EXERCISE INPUTS

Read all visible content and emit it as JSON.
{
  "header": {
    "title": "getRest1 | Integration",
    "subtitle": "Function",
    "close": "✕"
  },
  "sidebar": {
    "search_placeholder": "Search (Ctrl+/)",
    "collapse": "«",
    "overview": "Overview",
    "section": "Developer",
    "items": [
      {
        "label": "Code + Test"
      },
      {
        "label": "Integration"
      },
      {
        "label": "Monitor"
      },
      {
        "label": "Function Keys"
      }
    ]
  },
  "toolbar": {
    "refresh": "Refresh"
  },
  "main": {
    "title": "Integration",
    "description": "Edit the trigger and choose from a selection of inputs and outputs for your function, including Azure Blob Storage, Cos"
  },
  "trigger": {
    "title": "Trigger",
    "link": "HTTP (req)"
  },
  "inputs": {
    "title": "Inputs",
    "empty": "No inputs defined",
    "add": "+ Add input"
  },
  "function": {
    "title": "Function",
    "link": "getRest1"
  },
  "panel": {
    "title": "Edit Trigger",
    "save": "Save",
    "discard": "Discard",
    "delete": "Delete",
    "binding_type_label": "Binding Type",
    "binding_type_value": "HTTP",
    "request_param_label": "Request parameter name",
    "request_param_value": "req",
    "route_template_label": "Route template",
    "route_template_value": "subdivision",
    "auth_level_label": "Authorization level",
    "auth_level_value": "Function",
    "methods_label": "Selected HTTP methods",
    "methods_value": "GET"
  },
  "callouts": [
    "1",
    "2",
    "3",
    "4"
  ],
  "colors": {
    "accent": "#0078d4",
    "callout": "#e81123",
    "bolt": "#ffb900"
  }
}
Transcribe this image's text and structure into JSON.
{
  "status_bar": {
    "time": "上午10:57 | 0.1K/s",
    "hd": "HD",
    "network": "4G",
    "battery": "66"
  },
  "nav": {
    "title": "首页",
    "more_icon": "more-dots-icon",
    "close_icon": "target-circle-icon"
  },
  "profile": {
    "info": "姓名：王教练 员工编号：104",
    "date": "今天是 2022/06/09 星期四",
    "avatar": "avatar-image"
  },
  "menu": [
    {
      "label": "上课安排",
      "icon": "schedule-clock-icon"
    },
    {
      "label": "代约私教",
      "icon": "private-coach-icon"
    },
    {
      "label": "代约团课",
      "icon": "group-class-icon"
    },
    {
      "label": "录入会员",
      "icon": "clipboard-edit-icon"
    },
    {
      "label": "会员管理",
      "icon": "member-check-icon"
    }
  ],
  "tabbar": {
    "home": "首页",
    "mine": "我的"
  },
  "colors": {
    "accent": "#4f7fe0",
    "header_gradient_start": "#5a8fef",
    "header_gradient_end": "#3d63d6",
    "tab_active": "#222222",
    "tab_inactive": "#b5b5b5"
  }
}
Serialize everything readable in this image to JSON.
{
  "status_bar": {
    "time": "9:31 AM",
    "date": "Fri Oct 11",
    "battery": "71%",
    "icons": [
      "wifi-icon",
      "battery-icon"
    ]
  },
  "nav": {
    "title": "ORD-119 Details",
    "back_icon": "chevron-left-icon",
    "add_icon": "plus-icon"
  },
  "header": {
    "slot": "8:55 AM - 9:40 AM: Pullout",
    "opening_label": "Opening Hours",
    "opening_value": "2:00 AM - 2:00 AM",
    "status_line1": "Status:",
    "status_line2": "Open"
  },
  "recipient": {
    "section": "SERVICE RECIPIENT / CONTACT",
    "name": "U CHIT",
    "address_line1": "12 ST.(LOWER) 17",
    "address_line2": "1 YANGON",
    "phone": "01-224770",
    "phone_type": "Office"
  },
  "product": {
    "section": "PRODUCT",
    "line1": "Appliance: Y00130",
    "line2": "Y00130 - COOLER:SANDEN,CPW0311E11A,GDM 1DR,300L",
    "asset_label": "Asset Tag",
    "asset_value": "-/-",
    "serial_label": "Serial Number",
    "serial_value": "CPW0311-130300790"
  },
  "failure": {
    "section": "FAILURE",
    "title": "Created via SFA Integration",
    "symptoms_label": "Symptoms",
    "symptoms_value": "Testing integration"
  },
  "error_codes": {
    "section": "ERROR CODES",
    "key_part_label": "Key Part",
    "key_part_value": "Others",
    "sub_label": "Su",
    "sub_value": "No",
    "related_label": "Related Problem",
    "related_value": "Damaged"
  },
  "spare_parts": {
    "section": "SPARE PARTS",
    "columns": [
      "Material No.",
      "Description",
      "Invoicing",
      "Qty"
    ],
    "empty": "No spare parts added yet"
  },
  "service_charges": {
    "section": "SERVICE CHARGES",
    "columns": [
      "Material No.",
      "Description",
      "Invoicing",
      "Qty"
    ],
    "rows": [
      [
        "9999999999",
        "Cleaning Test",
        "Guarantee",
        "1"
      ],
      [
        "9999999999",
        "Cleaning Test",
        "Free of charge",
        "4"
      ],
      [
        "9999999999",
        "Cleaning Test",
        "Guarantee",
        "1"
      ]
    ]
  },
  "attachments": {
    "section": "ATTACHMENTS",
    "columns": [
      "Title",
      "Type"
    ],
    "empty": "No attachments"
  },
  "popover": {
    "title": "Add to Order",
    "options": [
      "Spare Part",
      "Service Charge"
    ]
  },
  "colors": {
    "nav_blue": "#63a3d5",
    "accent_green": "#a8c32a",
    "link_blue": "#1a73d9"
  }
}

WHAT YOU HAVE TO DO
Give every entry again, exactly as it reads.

SOLUTION FOR THIS EXERCISE
Read all visible content and emit it as JSON.
{
  "header": {
    "title": "getRest1 | Integration",
    "subtitle": "Function",
    "close": "✕"
  },
  "sidebar": {
    "search_placeholder": "Search (Ctrl+/)",
    "collapse": "«",
    "overview": "Overview",
    "section": "Developer",
    "items": [
      {
        "label": "Code + Test"
      },
      {
        "label": "Integration"
      },
      {
        "label": "Monitor"
      },
      {
        "label": "Function Keys"
      }
    ]
  },
  "toolbar": {
    "refresh": "Refresh"
  },
  "main": {
    "title": "Integration",
    "description": "Edit the trigger and choose from a selection of inputs and outputs for your function, including Azure Blob Storage, Cos"
  },
  "trigger": {
    "title": "Trigger",
    "link": "HTTP (req)"
  },
  "inputs": {
    "title": "Inputs",
    "empty": "No inputs defined",
    "add": "+ Add input"
  },
  "function": {
    "title": "Function",
    "link": "getRest1"
  },
  "panel": {
    "title": "Edit Trigger",
    "save": "Save",
    "discard": "Discard",
    "delete": "Delete",
    "binding_type_label": "Binding Type",
    "binding_type_value": "HTTP",
    "request_param_label": "Request parameter name",
    "request_param_value": "req",
    "route_template_label": "Route template",
    "route_template_value": "subdivision",
    "auth_level_label": "Authorization level",
    "auth_level_value": "Function",
    "methods_label": "Selected HTTP methods",
    "methods_value": "GET"
  },
  "callouts": [
    "1",
    "2",
    "3",
    "4"
  ],
  "colors": {
    "accent": "#0078d4",
    "callout": "#e81123",
    "bolt": "#ffb900"
  }
}
Transcribe this image's text and structure into JSON.
{
  "status_bar": {
    "time": "上午10:57 | 0.1K/s",
    "hd": "HD",
    "network": "4G",
    "battery": "66"
  },
  "nav": {
    "title": "首页",
    "more_icon": "more-dots-icon",
    "close_icon": "target-circle-icon"
  },
  "profile": {
    "info": "姓名：王教练 员工编号：104",
    "date": "今天是 2022/06/09 星期四",
    "avatar": "avatar-image"
  },
  "menu": [
    {
      "label": "上课安排",
      "icon": "schedule-clock-icon"
    },
    {
      "label": "代约私教",
      "icon": "private-coach-icon"
    },
    {
      "label": "代约团课",
      "icon": "group-class-icon"
    },
    {
      "label": "录入会员",
      "icon": "clipboard-edit-icon"
    },
    {
      "label": "会员管理",
      "icon": "member-check-icon"
    }
  ],
  "tabbar": {
    "home": "首页",
    "mine": "我的"
  },
  "colors": {
    "accent": "#4f7fe0",
    "header_gradient_start": "#5a8fef",
    "header_gradient_end": "#3d63d6",
    "tab_active": "#222222",
    "tab_inactive": "#b5b5b5"
  }
}
Serialize everything readable in this image to JSON.
{
  "status_bar": {
    "time": "9:31 AM",
    "date": "Fri Oct 11",
    "battery": "71%",
    "icons": [
      "wifi-icon",
      "battery-icon"
    ]
  },
  "nav": {
    "title": "ORD-119 Details",
    "back_icon": "chevron-left-icon",
    "add_icon": "plus-icon"
  },
  "header": {
    "slot": "8:55 AM - 9:40 AM: Pullout",
    "opening_label": "Opening Hours",
    "opening_value": "2:00 AM - 2:00 AM",
    "status_line1": "Status:",
    "status_line2": "Open"
  },
  "recipient": {
    "section": "SERVICE RECIPIENT / CONTACT",
    "name": "U CHIT",
    "address_line1": "12 ST.(LOWER) 17",
    "address_line2": "1 YANGON",
    "phone": "01-224770",
    "phone_type": "Office"
  },
  "product": {
    "section": "PRODUCT",
    "line1": "Appliance: Y00130",
    "line2": "Y00130 - COOLER:SANDEN,CPW0311E11A,GDM 1DR,300L",
    "asset_label": "Asset Tag",
    "asset_value": "-/-",
    "serial_label": "Serial Number",
    "serial_value": "CPW0311-130300790"
  },
  "failure": {
    "section": "FAILURE",
    "title": "Created via SFA Integration",
    "symptoms_label": "Symptoms",
    "symptoms_value": "Testing integration"
  },
  "error_codes": {
    "section": "ERROR CODES",
    "key_part_label": "Key Part",
    "key_part_value": "Others",
    "sub_label": "Su",
    "sub_value": "No",
    "related_label": "Related Problem",
    "related_value": "Damaged"
  },
  "spare_parts": {
    "section": "SPARE PARTS",
    "columns": [
      "Material No.",
      "Description",
      "Invoicing",
      "Qty"
    ],
    "empty": "No spare parts added yet"
  },
  "service_charges": {
    "section": "SERVICE CHARGES",
    "columns": [
      "Material No.",
      "Description",
      "Invoicing",
      "Qty"
    ],
    "rows": [
      [
        "9999999999",
        "Cleaning Test",
        "Guarantee",
        "1"
      ],
      [
        "9999999999",
        "Cleaning Test",
        "Free of charge",
        "4"
      ],
      [
        "9999999999",
        "Cleaning Test",
        "Guarantee",
        "1"
      ]
    ]
  },
  "attachments": {
    "section": "ATTACHMENTS",
    "columns": [
      "Title",
      "Type"
    ],
    "empty": "No attachments"
  },
  "popover": {
    "title": "Add to Order",
    "options": [
      "Spare Part",
      "Service Charge"
    ]
  },
  "colors": {
    "nav_blue": "#63a3d5",
    "accent_green": "#a8c32a",
    "link_blue": "#1a73d9"
  }
}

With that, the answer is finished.